15. Mirror Mirror
Players enter a room with a large mirror on one wall. The mirror creates an illusion of another room on the other side, with a door that leads to the next room. However, the door is just a reflection, and the players must figure out how to get through the mirror to reach the real door. This puzzle can involve using mirrors and light sources to reflect the image of the door onto the real world.
Players enter a room with a chessboard on the floor. Each square on the chessboard is rigged with a trap that is triggered when a player steps on it. The players must navigate the board without triggering any traps to reach the other side. To make it more challenging, the chess pieces on the board may represent certain obstacles or enemies that the players must avoid.
Players enter a room with a message written in code on the wall. They must decipher the message to unlock the door. The code can be a simple substitution cipher or something more complex like a Vigenère cipher. Clues to solving the code may be hidden in the room or in other parts of the dungeon.
18. Magic Portal
Players enter a room with a magic portal on one wall. They must figure out the right combination of spells or magic items to activate the portal and transport them to the next room. The spells or items needed may be hidden in the room or require the players to backtrack to find them.
19. Symbol Maze
Players enter a room with a maze on the floor. The maze is filled with symbols and icons that represent different traps or obstacles. The players must find the correct path through the maze to reach the other side. Each wrong turn triggers a different trap that hinders their progress.
20. Cipher Lock
Players enter a room with a locked chest or door that requires a code to open. The code is a simple substitution cipher that the players must decipher by finding clues in the room. Once they have the code, they can unlock the chest or door and continue on.
21. Light Puzzle
Players enter a dark room with a series of torches on the walls. They must light the torches in a specific pattern or order to unlock the door. The pattern may be hidden in the room or require the players to backtrack to find clues.
22. Pressure Plates
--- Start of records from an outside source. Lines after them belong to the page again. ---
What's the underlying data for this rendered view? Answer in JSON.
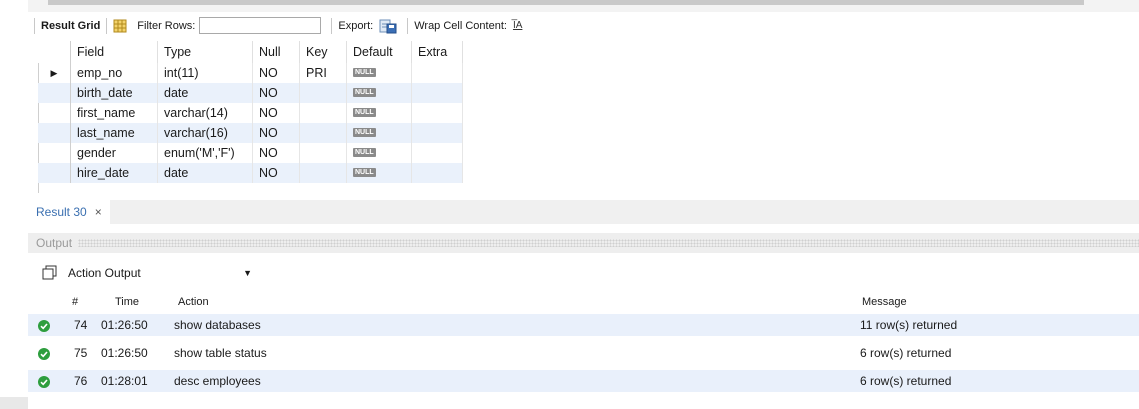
{
  "toolbar": {
    "result_grid_label": "Result Grid",
    "filter_rows_label": "Filter Rows:",
    "filter_value": "",
    "export_label": "Export:",
    "wrap_label": "Wrap Cell Content:",
    "wrap_icon_text": "I̅A"
  },
  "grid": {
    "columns": [
      "Field",
      "Type",
      "Null",
      "Key",
      "Default",
      "Extra"
    ],
    "rows": [
      {
        "field": "emp_no",
        "type": "int(11)",
        "null": "NO",
        "key": "PRI",
        "default": "NULL",
        "extra": ""
      },
      {
        "field": "birth_date",
        "type": "date",
        "null": "NO",
        "key": "",
        "default": "NULL",
        "extra": ""
      },
      {
        "field": "first_name",
        "type": "varchar(14)",
        "null": "NO",
        "key": "",
        "default": "NULL",
        "extra": ""
      },
      {
        "field": "last_name",
        "type": "varchar(16)",
        "null": "NO",
        "key": "",
        "default": "NULL",
        "extra": ""
      },
      {
        "field": "gender",
        "type": "enum('M','F')",
        "null": "NO",
        "key": "",
        "default": "NULL",
        "extra": ""
      },
      {
        "field": "hire_date",
        "type": "date",
        "null": "NO",
        "key": "",
        "default": "NULL",
        "extra": ""
      }
    ],
    "current_row_marker": "▶"
  },
  "result_tab": {
    "label": "Result 30",
    "close": "×"
  },
  "output": {
    "title": "Output",
    "selector": "Action Output",
    "columns": {
      "num": "#",
      "time": "Time",
      "action": "Action",
      "message": "Message"
    },
    "rows": [
      {
        "num": "74",
        "time": "01:26:50",
        "action": "show databases",
        "message": "11 row(s) returned"
      },
      {
        "num": "75",
        "time": "01:26:50",
        "action": "show table status",
        "message": "6 row(s) returned"
      },
      {
        "num": "76",
        "time": "01:28:01",
        "action": "desc employees",
        "message": "6 row(s) returned"
      }
    ]
  },
  "colors": {
    "ok_green": "#2e9e3e",
    "alt_row": "#eaf1fb",
    "tab_text": "#3a6fb0"
  }
}
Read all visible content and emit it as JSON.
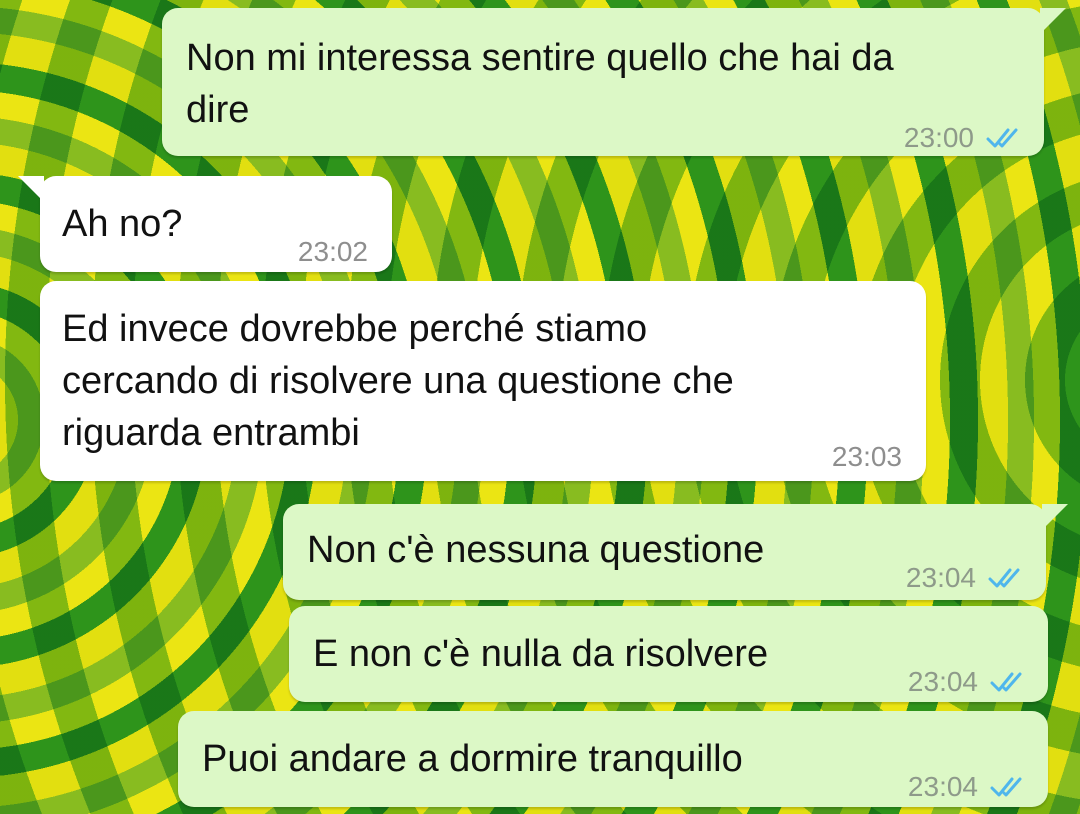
{
  "theme": {
    "outgoing_bubble": "#dcf8c6",
    "incoming_bubble": "#ffffff",
    "read_tick": "#4fb6ec",
    "timestamp": "#8e9a8a"
  },
  "messages": [
    {
      "direction": "outgoing",
      "text": "Non mi interessa sentire quello che hai da\ndire",
      "time": "23:00",
      "status": "read",
      "status_icon": "double-check-icon"
    },
    {
      "direction": "incoming",
      "text": "Ah no?",
      "time": "23:02"
    },
    {
      "direction": "incoming",
      "text": "Ed invece dovrebbe perché stiamo\ncercando di risolvere una questione che\nriguarda entrambi",
      "time": "23:03"
    },
    {
      "direction": "outgoing",
      "text": "Non c'è nessuna questione",
      "time": "23:04",
      "status": "read",
      "status_icon": "double-check-icon"
    },
    {
      "direction": "outgoing",
      "text": "E non c'è nulla da risolvere",
      "time": "23:04",
      "status": "read",
      "status_icon": "double-check-icon"
    },
    {
      "direction": "outgoing",
      "text": "Puoi andare a dormire tranquillo",
      "time": "23:04",
      "status": "read",
      "status_icon": "double-check-icon"
    }
  ]
}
Players enter a room with several pressure plates on the floor. Each plate triggers a different trap or obstacle when stepped on. The players must figure out which plates to step on and in what order to unlock the door. They may need to use items or spells